Understanding the universality of Jerusalem and its importance as a focal point for people of faith around the world, the Foundation is at the forefront of efforts to ensure that Jerusalem remains an open, tolerant and vibrant city whilst also responding to the needs of all its residents.
Jerusalem would be unrecognisable without the Jerusalem Foundation. Together with our partners worldwide, we have left an imprint on every corner of the city. Emphasising respect for all human beings, regardless of race, religion or politics the Foundation has invested a billion and a half dollars in more than 4000 community, culture and coexistence projects since its inception in 1966.
Our coexistence programming improves the quality of social relationships among the diverse populations of the city through formal and informal educational programming and projects that encourage interaction and engagement in shared public spaces. We are devoted to raising the quality of life for all the citizens of Jerusalem, supporting a community able to look past differences to enjoy the arts, sports and other enriching activities, a community in which values of tolerance, coexistence and mutual respect, guide interactions – in work, school and recreation.
The Foundation believes that:
- Regardless of politics, Jews and Arabs will always share this region.
- Both Jews and Arabs feel a deep-seated connection to Jerusalem.
- Working together to build a strong city will benefit all its inhabitants.
- Peace is made between equals.
“We are delighted to have an opportunity to showcase the important work of the Jerusalem Foundation in integrating the many diverse communities that thrive together in this city.
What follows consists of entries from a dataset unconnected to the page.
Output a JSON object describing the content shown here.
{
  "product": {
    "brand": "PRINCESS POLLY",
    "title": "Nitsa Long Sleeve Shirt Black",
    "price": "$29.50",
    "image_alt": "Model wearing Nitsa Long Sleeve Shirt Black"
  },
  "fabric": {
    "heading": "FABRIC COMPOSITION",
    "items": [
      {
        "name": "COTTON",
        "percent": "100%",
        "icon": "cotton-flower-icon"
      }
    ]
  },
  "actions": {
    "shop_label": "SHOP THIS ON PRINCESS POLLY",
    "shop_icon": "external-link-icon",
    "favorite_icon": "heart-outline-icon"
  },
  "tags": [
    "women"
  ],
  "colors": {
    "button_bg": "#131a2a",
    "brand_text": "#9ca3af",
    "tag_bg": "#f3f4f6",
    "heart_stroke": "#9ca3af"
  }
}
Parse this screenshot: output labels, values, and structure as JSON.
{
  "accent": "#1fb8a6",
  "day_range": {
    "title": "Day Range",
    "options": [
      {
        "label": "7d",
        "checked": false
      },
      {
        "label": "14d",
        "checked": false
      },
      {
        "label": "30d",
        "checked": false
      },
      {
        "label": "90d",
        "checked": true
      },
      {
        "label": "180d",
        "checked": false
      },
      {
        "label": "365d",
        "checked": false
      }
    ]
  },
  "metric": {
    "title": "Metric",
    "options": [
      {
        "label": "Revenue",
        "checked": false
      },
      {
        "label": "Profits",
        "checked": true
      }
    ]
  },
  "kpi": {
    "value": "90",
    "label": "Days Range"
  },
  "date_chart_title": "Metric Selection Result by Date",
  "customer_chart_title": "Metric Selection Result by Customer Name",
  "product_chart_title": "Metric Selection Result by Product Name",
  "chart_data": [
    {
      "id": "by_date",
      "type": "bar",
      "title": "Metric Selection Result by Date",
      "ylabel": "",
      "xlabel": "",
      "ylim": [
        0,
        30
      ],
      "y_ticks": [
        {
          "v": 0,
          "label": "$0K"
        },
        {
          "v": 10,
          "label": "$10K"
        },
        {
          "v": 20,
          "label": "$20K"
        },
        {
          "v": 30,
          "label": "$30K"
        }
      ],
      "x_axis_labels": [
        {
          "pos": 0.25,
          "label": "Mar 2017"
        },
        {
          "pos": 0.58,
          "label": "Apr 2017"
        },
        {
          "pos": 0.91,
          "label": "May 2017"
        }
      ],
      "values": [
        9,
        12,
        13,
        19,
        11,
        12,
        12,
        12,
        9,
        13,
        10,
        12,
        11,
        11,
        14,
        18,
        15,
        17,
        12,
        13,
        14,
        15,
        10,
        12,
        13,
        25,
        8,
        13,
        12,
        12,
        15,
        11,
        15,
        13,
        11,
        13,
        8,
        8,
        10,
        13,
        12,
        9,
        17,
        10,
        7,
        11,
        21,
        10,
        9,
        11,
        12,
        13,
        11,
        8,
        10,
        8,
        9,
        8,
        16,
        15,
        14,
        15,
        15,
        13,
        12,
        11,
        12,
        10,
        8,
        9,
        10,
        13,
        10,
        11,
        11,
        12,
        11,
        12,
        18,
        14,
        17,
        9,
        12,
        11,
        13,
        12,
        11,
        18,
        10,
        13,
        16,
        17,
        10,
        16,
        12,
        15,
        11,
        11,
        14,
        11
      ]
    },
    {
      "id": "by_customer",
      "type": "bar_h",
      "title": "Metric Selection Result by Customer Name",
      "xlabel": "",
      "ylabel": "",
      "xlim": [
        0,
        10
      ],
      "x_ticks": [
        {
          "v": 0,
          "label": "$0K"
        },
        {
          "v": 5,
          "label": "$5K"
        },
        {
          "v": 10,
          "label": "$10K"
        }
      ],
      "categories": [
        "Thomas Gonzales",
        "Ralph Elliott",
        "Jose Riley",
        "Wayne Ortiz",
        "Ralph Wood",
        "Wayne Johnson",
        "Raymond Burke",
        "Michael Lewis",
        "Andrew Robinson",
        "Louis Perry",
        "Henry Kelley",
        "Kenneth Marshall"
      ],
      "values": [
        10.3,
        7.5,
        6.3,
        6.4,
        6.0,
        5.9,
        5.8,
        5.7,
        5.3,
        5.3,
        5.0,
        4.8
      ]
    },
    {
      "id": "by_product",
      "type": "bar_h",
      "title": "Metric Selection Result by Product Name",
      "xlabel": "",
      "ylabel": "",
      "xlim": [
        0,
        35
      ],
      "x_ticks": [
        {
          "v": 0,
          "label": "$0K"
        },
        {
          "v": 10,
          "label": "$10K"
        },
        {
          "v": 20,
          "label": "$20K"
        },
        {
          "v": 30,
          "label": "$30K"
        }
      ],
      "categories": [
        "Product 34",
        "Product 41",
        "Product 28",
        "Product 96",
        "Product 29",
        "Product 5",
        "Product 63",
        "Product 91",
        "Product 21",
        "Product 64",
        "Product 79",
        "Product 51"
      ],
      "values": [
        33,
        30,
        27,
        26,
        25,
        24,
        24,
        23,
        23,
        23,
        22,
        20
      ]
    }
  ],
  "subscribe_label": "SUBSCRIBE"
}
We nurture a community that fosters and trains its members to lead into the future, working toward peaceful coexistence, both together and side-by-side.”
Susan Winton, UK National Director, Jerusalem Foundation
20 September 2016
Tolerance is the operative word when it comes to Jewish-Arab relations.
31 August 2016
More than 400 Arab and Jewish school-age children and their parents showed up at the YMCA Monday to celebrate coexistence and the start of a new school year.
16 June 2016
Another teacher, who is Muslim and wears a head covering, told the group that she had never been to Jerusalem’s Mahane Yehuda market because she feared she wouldn’t be welcome. So Alayan and Kurland planned an outing to the market, with Kurland linking arms with the Muslim woman for the entire time they were there. “I wanted everyone to know that we were there together,” she said.
3 May 2016
Jerusalem is a multi-cultural city of 830,000 residents comprising Jews, Muslims, and Christians, secular, traditional, and ultra-Orthodox. A mosaic of languages, a plurality of perspectives,
31 December 2015
As the vaunted Jerusalem Foundation celebrates its 50th year, newly appointed president Yohanna Arbib-Peruja said she hopes to continue galvanizing international support for the capital to engender a unified, economically sound, and culturally vibrant city. Founded by Teddy Kollek, Jerusalem’s celebrated former mayor, JF was created to “build a multicultural city where all of its people could live together equally – religious and secular, veteran and new immigrant, rich and poor, Muslim, Christian and Jew.”
29 November 2015
The children walked out from behind a partition and took their seats around a semicircle at the end of the room. As they entered, their parents, a diverse mix of secular and religious, Jewish and Arab, clapped enthusiastically. While much of the city has been on edge as a result of a wave of Arab terrorism, including two incidents in the capital only hours before, none of the sidelong glances and suspicious stares that have become increasingly common here were in evidence on Sunday evening at the Jerusalem YMCA.